We all know that when a property is foreclosed upon that more often than not all Jr. Lien holders lose everything. This of course is why most of the time it is possible for us to negotiate the second lien holder’s payoff to $1,000. But what happens when they refuse to accept that much of a loss?
When a negotiator begins negotiating with the lien holders it is becoming increasingly more common for the primary lien holder to require that all Jr. lien holders accept no more than $1,000 as a short sale payoff for their liens. If they do not, then often the primary will not accept a discount on their own lien. This effectively kills your short sale deal with that property.
Unless there is a neutral ground where both primary and Jr. lien holders can agree on their payoff amounts there is little you can do to keep the deal alive. Once solution I have found that works is by making a deal with the primary that essentially cuts out all Jr. lien holders. This method requires documentation from the primary lien holder that indicates their acceptance of the agreement. This document is important because it allows you more control over the situation at the Sheriff sale.
When a lender forecloses the property is auctioned off on the court house steps or in the court house. For the purpose of this writing I will be referring to the Judicial Foreclosure process.
This agreement best works when you have already negotiated a payoff number with the primary lien holder. If you have not, you will need to do so.
Inform the primary lien holder that the Jr. lien holders will not accept a short pay within the acceptable amount in which the primary requires. Because of this a short sale is not possible and you will not be able to purchase the property unless the primary is willing to honor their short sale payoff amount upon the Jr. lien holders claims on the property being void.

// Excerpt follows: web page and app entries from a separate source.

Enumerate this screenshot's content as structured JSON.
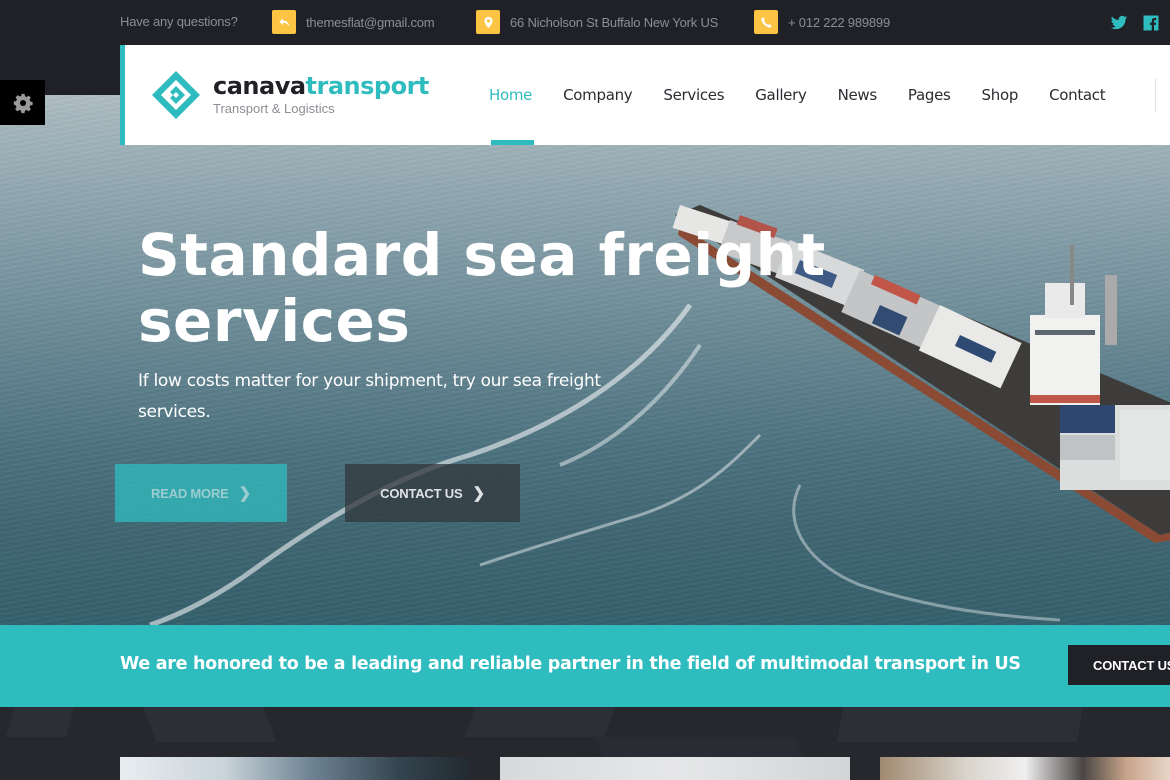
{
  "topbar": {
    "question": "Have any questions?",
    "email": {
      "icon": "reply-arrow-icon",
      "text": "themesflat@gmail.com"
    },
    "address": {
      "icon": "map-pin-icon",
      "text": "66 Nicholson St Buffalo New York US"
    },
    "phone": {
      "icon": "phone-icon",
      "text": "+ 012 222 989899"
    },
    "social": [
      "twitter",
      "facebook"
    ]
  },
  "logo": {
    "name_dark": "canava",
    "name_accent": "transport",
    "tagline": "Transport & Logistics"
  },
  "nav": {
    "items": [
      {
        "label": "Home",
        "active": true
      },
      {
        "label": "Company",
        "active": false
      },
      {
        "label": "Services",
        "active": false
      },
      {
        "label": "Gallery",
        "active": false
      },
      {
        "label": "News",
        "active": false
      },
      {
        "label": "Pages",
        "active": false
      },
      {
        "label": "Shop",
        "active": false
      },
      {
        "label": "Contact",
        "active": false
      }
    ]
  },
  "hero": {
    "title": "Standard sea freight services",
    "subtitle": "If low costs matter for your shipment, try our sea freight services.",
    "read_more": "READ MORE",
    "contact_us": "CONTACT US"
  },
  "band": {
    "text": "We are honored to be a leading and reliable partner in the field of multimodal transport in US",
    "button": "CONTACT US"
  },
  "colors": {
    "accent": "#2fbcbf",
    "dark": "#1f2127",
    "topbar_icon": "#fcc443"
  }
}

Other than accepting a payoff and willingly providing a release of the loan the only other way I know of is for the property to be sold at Sheriffs sale.
The agreement with the primary is to honor the negotiated payoff amount of ‘X’. At the auction the primary lender will have a representative present to bid on the property. This is generally someone who works for the lenders attorney filing the foreclosure. The lender will inform the attorney, which should inform their representative at the auction, of the situation. If they fail to do so, this is when you would present that individual with the letter from the lender.
You will be bidding on the property at the auction for the amount you agreed upon with the primary. The lenders bidding representative should not bid against you, or at least not past the specified amount, if you are sure to speak with them prior to bidding.
Upon successfully winning the bid at the auction, all Jr. liens are removed from the property’s deed and the primary get the amount they agreed upon through your negotiations.
The down side to this is that you must follow all auction rules. Also, it doesn’t help the homeowner out much. They still get the foreclosure on their record because it went through the foreclosure process and was bought at auction. Because of this, this method is only for those who are focused on obtaining an investment property, or owner occupied, and NOT for those who are focused on the homeowners best interest.